[Start of section]
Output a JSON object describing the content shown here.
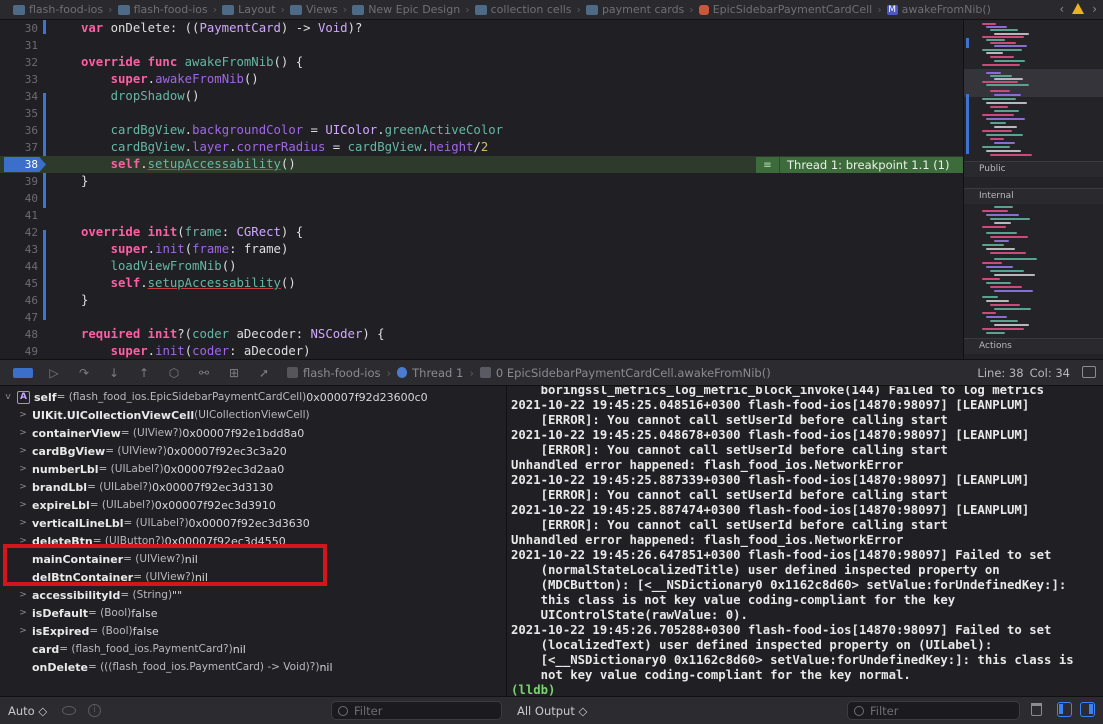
{
  "jumpbar": {
    "crumbs": [
      "flash-food-ios",
      "flash-food-ios",
      "Layout",
      "Views",
      "New Epic Design",
      "collection cells",
      "payment cards",
      "EpicSidebarPaymentCardCell",
      "awakeFromNib()"
    ],
    "back": "‹",
    "fwd": "›"
  },
  "editor": {
    "lines": [
      {
        "n": "30",
        "tokens": [
          [
            "kw",
            "var "
          ],
          [
            "pl",
            "onDelete: (("
          ],
          [
            "ty",
            "PaymentCard"
          ],
          [
            "pl",
            ") -> "
          ],
          [
            "ty",
            "Void"
          ],
          [
            "pl",
            ")?"
          ]
        ]
      },
      {
        "n": "31",
        "tokens": []
      },
      {
        "n": "32",
        "tokens": [
          [
            "kw",
            "override func "
          ],
          [
            "fn",
            "awakeFromNib"
          ],
          [
            "pl",
            "() {"
          ]
        ]
      },
      {
        "n": "33",
        "tokens": [
          [
            "pl",
            "    "
          ],
          [
            "kw",
            "super"
          ],
          [
            "pl",
            "."
          ],
          [
            "sf",
            "awakeFromNib"
          ],
          [
            "pl",
            "()"
          ]
        ]
      },
      {
        "n": "34",
        "tokens": [
          [
            "pl",
            "    "
          ],
          [
            "pr",
            "dropShadow"
          ],
          [
            "pl",
            "()"
          ]
        ]
      },
      {
        "n": "35",
        "tokens": []
      },
      {
        "n": "36",
        "tokens": [
          [
            "pl",
            "    "
          ],
          [
            "pr",
            "cardBgView"
          ],
          [
            "pl",
            "."
          ],
          [
            "sf",
            "backgroundColor"
          ],
          [
            "pl",
            " = "
          ],
          [
            "ty",
            "UIColor"
          ],
          [
            "pl",
            "."
          ],
          [
            "pr",
            "greenActiveColor"
          ]
        ]
      },
      {
        "n": "37",
        "tokens": [
          [
            "pl",
            "    "
          ],
          [
            "pr",
            "cardBgView"
          ],
          [
            "pl",
            "."
          ],
          [
            "sf",
            "layer"
          ],
          [
            "pl",
            "."
          ],
          [
            "sf",
            "cornerRadius"
          ],
          [
            "pl",
            " = "
          ],
          [
            "pr",
            "cardBgView"
          ],
          [
            "pl",
            "."
          ],
          [
            "sf",
            "height"
          ],
          [
            "pl",
            "/"
          ],
          [
            "num",
            "2"
          ]
        ]
      },
      {
        "n": "38",
        "tokens": [
          [
            "pl",
            "    "
          ],
          [
            "kw",
            "self"
          ],
          [
            "pl",
            "."
          ],
          [
            "pr ul",
            "setupAccessability"
          ],
          [
            "pl",
            "()"
          ]
        ],
        "active": true
      },
      {
        "n": "39",
        "tokens": [
          [
            "pl",
            "}"
          ]
        ]
      },
      {
        "n": "40",
        "tokens": []
      },
      {
        "n": "41",
        "tokens": []
      },
      {
        "n": "42",
        "tokens": [
          [
            "kw",
            "override init"
          ],
          [
            "pl",
            "("
          ],
          [
            "fn",
            "frame"
          ],
          [
            "pl",
            ": "
          ],
          [
            "ty",
            "CGRect"
          ],
          [
            "pl",
            ") {"
          ]
        ]
      },
      {
        "n": "43",
        "tokens": [
          [
            "pl",
            "    "
          ],
          [
            "kw",
            "super"
          ],
          [
            "pl",
            "."
          ],
          [
            "sf",
            "init"
          ],
          [
            "pl",
            "("
          ],
          [
            "sf",
            "frame"
          ],
          [
            "pl",
            ": frame)"
          ]
        ]
      },
      {
        "n": "44",
        "tokens": [
          [
            "pl",
            "    "
          ],
          [
            "pr",
            "loadViewFromNib"
          ],
          [
            "pl",
            "()"
          ]
        ]
      },
      {
        "n": "45",
        "tokens": [
          [
            "pl",
            "    "
          ],
          [
            "kw",
            "self"
          ],
          [
            "pl",
            "."
          ],
          [
            "pr ul",
            "setupAccessability"
          ],
          [
            "pl",
            "()"
          ]
        ]
      },
      {
        "n": "46",
        "tokens": [
          [
            "pl",
            "}"
          ]
        ]
      },
      {
        "n": "47",
        "tokens": []
      },
      {
        "n": "48",
        "tokens": [
          [
            "kw",
            "required init"
          ],
          [
            "pl",
            "?("
          ],
          [
            "fn",
            "coder"
          ],
          [
            "pl",
            " aDecoder: "
          ],
          [
            "ty",
            "NSCoder"
          ],
          [
            "pl",
            ") {"
          ]
        ]
      },
      {
        "n": "49",
        "tokens": [
          [
            "pl",
            "    "
          ],
          [
            "kw",
            "super"
          ],
          [
            "pl",
            "."
          ],
          [
            "sf",
            "init"
          ],
          [
            "pl",
            "("
          ],
          [
            "sf",
            "coder"
          ],
          [
            "pl",
            ": aDecoder)"
          ]
        ]
      }
    ],
    "banner": "Thread 1: breakpoint 1.1 (1)"
  },
  "minimap": {
    "sections": [
      "Public",
      "Internal",
      "Actions"
    ]
  },
  "debugbar": {
    "crumbs": [
      "flash-food-ios",
      "Thread 1",
      "0 EpicSidebarPaymentCardCell.awakeFromNib()"
    ],
    "line": "Line: 38",
    "col": "Col: 34"
  },
  "variables": [
    {
      "disclosure": "v",
      "badge": "A",
      "name": "self",
      "type": " = (flash_food_ios.EpicSidebarPaymentCardCell) ",
      "value": "0x00007f92d23600c0",
      "indent": 0
    },
    {
      "disclosure": ">",
      "name": "UIKit.UICollectionViewCell",
      "type": " (UICollectionViewCell)",
      "value": "",
      "indent": 1
    },
    {
      "disclosure": ">",
      "name": "containerView",
      "type": " = (UIView?) ",
      "value": "0x00007f92e1bdd8a0",
      "indent": 1
    },
    {
      "disclosure": ">",
      "name": "cardBgView",
      "type": " = (UIView?) ",
      "value": "0x00007f92ec3c3a20",
      "indent": 1
    },
    {
      "disclosure": ">",
      "name": "numberLbl",
      "type": " = (UILabel?) ",
      "value": "0x00007f92ec3d2aa0",
      "indent": 1
    },
    {
      "disclosure": ">",
      "name": "brandLbl",
      "type": " = (UILabel?) ",
      "value": "0x00007f92ec3d3130",
      "indent": 1
    },
    {
      "disclosure": ">",
      "name": "expireLbl",
      "type": " = (UILabel?) ",
      "value": "0x00007f92ec3d3910",
      "indent": 1
    },
    {
      "disclosure": ">",
      "name": "verticalLineLbl",
      "type": " = (UILabel?) ",
      "value": "0x00007f92ec3d3630",
      "indent": 1
    },
    {
      "disclosure": ">",
      "name": "deleteBtn",
      "type": " = (UIButton?) ",
      "value": "0x00007f92ec3d4550",
      "indent": 1
    },
    {
      "disclosure": "",
      "name": "mainContainer",
      "type": " = (UIView?) ",
      "value": "nil",
      "indent": 1
    },
    {
      "disclosure": "",
      "name": "delBtnContainer",
      "type": " = (UIView?) ",
      "value": "nil",
      "indent": 1
    },
    {
      "disclosure": ">",
      "name": "accessibilityId",
      "type": " = (String) ",
      "value": "\"\"",
      "indent": 1
    },
    {
      "disclosure": ">",
      "name": "isDefault",
      "type": " = (Bool) ",
      "value": "false",
      "indent": 1
    },
    {
      "disclosure": ">",
      "name": "isExpired",
      "type": " = (Bool) ",
      "value": "false",
      "indent": 1
    },
    {
      "disclosure": "",
      "name": "card",
      "type": " = (flash_food_ios.PaymentCard?) ",
      "value": "nil",
      "indent": 1
    },
    {
      "disclosure": "",
      "name": "onDelete",
      "type": " = (((flash_food_ios.PaymentCard) -> Void)?) ",
      "value": "nil",
      "indent": 1
    }
  ],
  "console": {
    "lines": [
      "    boringssl_metrics_log_metric_block_invoke(144) Failed to log metrics",
      "2021-10-22 19:45:25.048516+0300 flash-food-ios[14870:98097] [LEANPLUM]",
      "    [ERROR]: You cannot call setUserId before calling start",
      "2021-10-22 19:45:25.048678+0300 flash-food-ios[14870:98097] [LEANPLUM]",
      "    [ERROR]: You cannot call setUserId before calling start",
      "Unhandled error happened: flash_food_ios.NetworkError",
      "2021-10-22 19:45:25.887339+0300 flash-food-ios[14870:98097] [LEANPLUM]",
      "    [ERROR]: You cannot call setUserId before calling start",
      "2021-10-22 19:45:25.887474+0300 flash-food-ios[14870:98097] [LEANPLUM]",
      "    [ERROR]: You cannot call setUserId before calling start",
      "Unhandled error happened: flash_food_ios.NetworkError",
      "2021-10-22 19:45:26.647851+0300 flash-food-ios[14870:98097] Failed to set",
      "    (normalStateLocalizedTitle) user defined inspected property on",
      "    (MDCButton): [<__NSDictionary0 0x1162c8d60> setValue:forUndefinedKey:]:",
      "    this class is not key value coding-compliant for the key",
      "    UIControlState(rawValue: 0).",
      "2021-10-22 19:45:26.705288+0300 flash-food-ios[14870:98097] Failed to set",
      "    (localizedText) user defined inspected property on (UILabel):",
      "    [<__NSDictionary0 0x1162c8d60> setValue:forUndefinedKey:]: this class is",
      "    not key value coding-compliant for the key normal."
    ],
    "prompt": "(lldb)"
  },
  "bottombar": {
    "auto": "Auto ◇",
    "filter_left": "Filter",
    "all_output": "All Output ◇",
    "filter_right": "Filter"
  }
}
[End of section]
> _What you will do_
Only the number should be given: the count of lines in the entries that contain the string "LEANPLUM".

> _Exercise result_
4